We are open!
We are open!
The brain is made up of billions of cells called neurons, which communicate with one another through specialized junctions called synapses. When a neuron is stimulated, it sends a electrical signal, called an action potential, down its axon. At the axon terminal, the neuron releases chemical signaling molecules called neurotransmitters, which bind to receptors on the receiving neuron and stimulate it to generate an action potential. This process of one neuron communicating with another through the release of neurotransmitters is known as neurotransmission.
The strength of the connection between two neurons, known as the synapse's efficacy, can be modified through a process called synaptic plasticity.
There are several forms of synaptic plasticity, including long-term potentiation (LTP) and long-term depression (LTD).
LTP is the process by which the efficacy of a synapse is increased, making it more likely that the receiving neuron will generate an action potential in response to the neurotransmitter released by the sending neuron. LTP is thought to be the neural basis for learning and memory. It is induced by high-frequency activity at the synapse, and it requires the activation of certain receptors, such as NMDA receptors, as well as the synthesis of new proteins.
LTD is the opposite of LTP, where the efficacy of a synapse is decreased.
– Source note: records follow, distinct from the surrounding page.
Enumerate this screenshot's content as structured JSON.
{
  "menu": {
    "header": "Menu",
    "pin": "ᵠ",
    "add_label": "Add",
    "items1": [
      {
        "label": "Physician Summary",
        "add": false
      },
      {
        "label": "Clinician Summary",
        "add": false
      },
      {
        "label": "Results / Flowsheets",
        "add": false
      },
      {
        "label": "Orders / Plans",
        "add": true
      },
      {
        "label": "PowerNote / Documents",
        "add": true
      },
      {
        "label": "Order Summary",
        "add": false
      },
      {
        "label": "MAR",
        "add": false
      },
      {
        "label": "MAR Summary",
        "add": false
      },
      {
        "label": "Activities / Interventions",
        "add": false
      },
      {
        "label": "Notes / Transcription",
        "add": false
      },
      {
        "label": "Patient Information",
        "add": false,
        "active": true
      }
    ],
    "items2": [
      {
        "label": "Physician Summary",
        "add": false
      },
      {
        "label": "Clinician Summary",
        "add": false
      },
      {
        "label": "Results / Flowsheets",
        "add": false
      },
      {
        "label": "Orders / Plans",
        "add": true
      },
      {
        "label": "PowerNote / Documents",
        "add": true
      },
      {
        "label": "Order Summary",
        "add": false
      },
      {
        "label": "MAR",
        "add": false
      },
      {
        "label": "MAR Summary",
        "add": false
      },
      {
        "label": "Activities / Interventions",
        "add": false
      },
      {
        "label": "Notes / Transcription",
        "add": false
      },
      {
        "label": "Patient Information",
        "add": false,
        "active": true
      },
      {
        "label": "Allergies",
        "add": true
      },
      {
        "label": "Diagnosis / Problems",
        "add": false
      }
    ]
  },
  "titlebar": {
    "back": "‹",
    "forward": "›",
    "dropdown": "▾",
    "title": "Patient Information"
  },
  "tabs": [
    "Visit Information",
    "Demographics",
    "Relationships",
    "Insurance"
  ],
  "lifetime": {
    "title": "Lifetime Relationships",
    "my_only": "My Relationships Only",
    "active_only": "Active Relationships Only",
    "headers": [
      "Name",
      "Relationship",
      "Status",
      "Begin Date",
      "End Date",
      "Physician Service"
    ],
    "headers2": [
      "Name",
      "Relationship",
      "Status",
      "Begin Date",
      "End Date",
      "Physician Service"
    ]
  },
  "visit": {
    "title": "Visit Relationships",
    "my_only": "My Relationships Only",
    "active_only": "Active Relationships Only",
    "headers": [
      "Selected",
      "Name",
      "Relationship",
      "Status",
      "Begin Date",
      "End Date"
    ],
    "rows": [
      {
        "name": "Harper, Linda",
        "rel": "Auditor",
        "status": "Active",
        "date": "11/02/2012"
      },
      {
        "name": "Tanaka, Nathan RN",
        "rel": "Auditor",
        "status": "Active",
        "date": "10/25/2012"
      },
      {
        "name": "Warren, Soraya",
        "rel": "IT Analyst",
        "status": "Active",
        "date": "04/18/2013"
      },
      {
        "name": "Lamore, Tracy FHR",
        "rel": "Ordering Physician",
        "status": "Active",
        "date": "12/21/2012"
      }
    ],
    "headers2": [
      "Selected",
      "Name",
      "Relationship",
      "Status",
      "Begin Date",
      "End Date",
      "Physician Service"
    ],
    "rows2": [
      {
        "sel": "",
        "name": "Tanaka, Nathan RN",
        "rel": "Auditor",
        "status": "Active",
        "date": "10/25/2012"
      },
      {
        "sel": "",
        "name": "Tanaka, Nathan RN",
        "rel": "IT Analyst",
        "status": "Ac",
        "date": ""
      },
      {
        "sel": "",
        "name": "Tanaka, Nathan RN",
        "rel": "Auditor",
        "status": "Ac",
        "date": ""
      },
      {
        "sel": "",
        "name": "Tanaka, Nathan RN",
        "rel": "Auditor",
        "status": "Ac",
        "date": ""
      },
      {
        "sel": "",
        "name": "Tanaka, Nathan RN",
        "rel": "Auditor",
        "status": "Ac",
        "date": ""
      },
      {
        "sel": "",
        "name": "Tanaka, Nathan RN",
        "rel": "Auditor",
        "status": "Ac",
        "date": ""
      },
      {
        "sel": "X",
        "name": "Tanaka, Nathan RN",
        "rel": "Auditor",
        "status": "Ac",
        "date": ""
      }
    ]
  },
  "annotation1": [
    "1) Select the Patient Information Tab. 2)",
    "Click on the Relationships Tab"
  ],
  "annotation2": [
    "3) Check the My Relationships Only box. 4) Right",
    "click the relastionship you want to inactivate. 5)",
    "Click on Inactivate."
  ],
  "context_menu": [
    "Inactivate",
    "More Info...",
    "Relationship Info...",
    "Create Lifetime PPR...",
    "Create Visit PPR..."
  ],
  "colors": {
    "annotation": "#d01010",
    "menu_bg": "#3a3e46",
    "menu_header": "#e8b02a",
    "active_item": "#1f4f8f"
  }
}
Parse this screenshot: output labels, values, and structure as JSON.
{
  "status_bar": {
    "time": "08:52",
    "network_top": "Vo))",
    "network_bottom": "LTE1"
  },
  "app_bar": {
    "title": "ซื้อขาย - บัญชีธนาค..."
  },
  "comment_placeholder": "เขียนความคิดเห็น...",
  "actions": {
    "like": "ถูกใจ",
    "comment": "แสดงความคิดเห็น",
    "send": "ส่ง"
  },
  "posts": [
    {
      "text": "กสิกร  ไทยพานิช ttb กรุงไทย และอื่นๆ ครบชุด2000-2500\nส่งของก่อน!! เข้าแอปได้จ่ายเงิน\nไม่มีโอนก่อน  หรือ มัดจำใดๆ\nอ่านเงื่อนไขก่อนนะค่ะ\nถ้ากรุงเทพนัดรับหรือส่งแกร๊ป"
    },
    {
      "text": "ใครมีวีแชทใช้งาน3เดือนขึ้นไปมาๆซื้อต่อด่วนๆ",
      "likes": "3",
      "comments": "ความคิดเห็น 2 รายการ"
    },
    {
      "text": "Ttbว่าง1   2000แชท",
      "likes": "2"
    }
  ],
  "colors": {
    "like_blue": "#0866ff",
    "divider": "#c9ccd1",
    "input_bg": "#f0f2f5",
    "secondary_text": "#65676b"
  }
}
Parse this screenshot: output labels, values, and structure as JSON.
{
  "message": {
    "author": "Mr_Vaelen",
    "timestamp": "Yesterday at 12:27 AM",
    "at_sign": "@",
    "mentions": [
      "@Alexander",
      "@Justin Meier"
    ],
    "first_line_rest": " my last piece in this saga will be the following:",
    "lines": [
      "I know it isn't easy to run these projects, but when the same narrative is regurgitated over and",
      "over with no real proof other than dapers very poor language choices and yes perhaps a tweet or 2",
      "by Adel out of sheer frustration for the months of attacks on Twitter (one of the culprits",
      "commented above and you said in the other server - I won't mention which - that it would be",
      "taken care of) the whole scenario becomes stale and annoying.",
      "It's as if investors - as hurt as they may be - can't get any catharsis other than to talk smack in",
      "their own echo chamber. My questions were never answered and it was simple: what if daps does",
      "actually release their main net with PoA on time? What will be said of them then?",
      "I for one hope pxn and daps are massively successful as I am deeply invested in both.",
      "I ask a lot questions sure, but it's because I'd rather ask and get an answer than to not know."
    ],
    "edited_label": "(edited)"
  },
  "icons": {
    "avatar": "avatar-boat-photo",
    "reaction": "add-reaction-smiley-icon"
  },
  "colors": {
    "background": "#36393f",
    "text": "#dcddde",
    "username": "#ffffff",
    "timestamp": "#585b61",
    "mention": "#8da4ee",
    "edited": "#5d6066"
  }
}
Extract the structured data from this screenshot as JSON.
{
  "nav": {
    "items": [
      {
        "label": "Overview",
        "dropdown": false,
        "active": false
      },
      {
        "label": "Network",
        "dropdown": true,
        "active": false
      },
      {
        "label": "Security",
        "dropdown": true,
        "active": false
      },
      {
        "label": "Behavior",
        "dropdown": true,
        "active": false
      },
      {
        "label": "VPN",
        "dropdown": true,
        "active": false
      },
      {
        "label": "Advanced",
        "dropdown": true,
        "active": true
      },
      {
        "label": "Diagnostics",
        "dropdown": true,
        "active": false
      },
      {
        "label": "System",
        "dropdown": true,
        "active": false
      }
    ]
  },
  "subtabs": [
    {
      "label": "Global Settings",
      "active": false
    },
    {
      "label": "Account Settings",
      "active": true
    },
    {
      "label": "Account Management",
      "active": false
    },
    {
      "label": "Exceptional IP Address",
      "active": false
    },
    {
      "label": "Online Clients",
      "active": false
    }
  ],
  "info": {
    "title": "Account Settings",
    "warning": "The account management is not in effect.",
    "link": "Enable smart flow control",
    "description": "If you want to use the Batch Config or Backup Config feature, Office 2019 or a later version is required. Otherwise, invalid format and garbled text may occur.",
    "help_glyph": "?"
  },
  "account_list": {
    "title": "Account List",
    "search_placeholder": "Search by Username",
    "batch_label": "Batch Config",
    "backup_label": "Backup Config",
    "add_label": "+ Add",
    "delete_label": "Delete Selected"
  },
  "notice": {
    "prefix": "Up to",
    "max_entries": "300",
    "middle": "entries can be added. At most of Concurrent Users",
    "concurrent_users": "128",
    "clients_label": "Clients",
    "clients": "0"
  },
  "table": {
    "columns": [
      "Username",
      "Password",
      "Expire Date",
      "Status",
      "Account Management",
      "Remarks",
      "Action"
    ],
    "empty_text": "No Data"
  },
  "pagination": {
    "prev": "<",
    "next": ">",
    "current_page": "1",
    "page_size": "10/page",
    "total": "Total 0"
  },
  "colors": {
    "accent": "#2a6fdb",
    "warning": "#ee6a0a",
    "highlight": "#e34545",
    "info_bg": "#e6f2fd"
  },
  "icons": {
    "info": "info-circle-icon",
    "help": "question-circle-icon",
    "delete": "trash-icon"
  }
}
It is induced by low-frequency activity at the synapse and is thought to play a role in forgetting and in the fine-tuning of neural connections.
There are several theories of how LTP and LTD lead to learning and memory. One popular theory is the Hebbian theory, which proposes that neurons that fire together wire together. In other words, if a sending neuron repeatedly stimulates a receiving neuron, the synapse between them will become stronger through LTP. This strengthened connection allows the receiving neuron to be more easily activated by the sending neuron in the future, which is thought to underlie the formation of memories.
Another theory is the consolidation theory, which proposes that memories are gradually transferred from the hippocampus, a region of the brain involved in learning and memory, to the cortex, the outer layer of the brain, where they are thought to be stored long-term. This transfer process is thought to involve the strengthening of connections between neurons through LTP.
While LTP and LTD are the most well-known forms of synaptic plasticity, there are other forms as well. For example, homeostatic plasticity refers to the ability of synapses to adjust their efficacy in response to changes in the activity of the neuron as a whole. This process helps to maintain a balance of activity in the brain and is thought to play a role in the regulation of sleep and wakefulness.
There are many things you can do to improve your memory and learning abilities. Here are a few simple tips:
In summary, the brain is able to learn and remember through the process of synaptic plasticity, which involves the modification of the connections between neurons. LTP and LTD are two forms of plasticity that are thought to underlie learning and memory, and there are several theories that attempt to explain how these processes lead to the formation and consolidation of memories.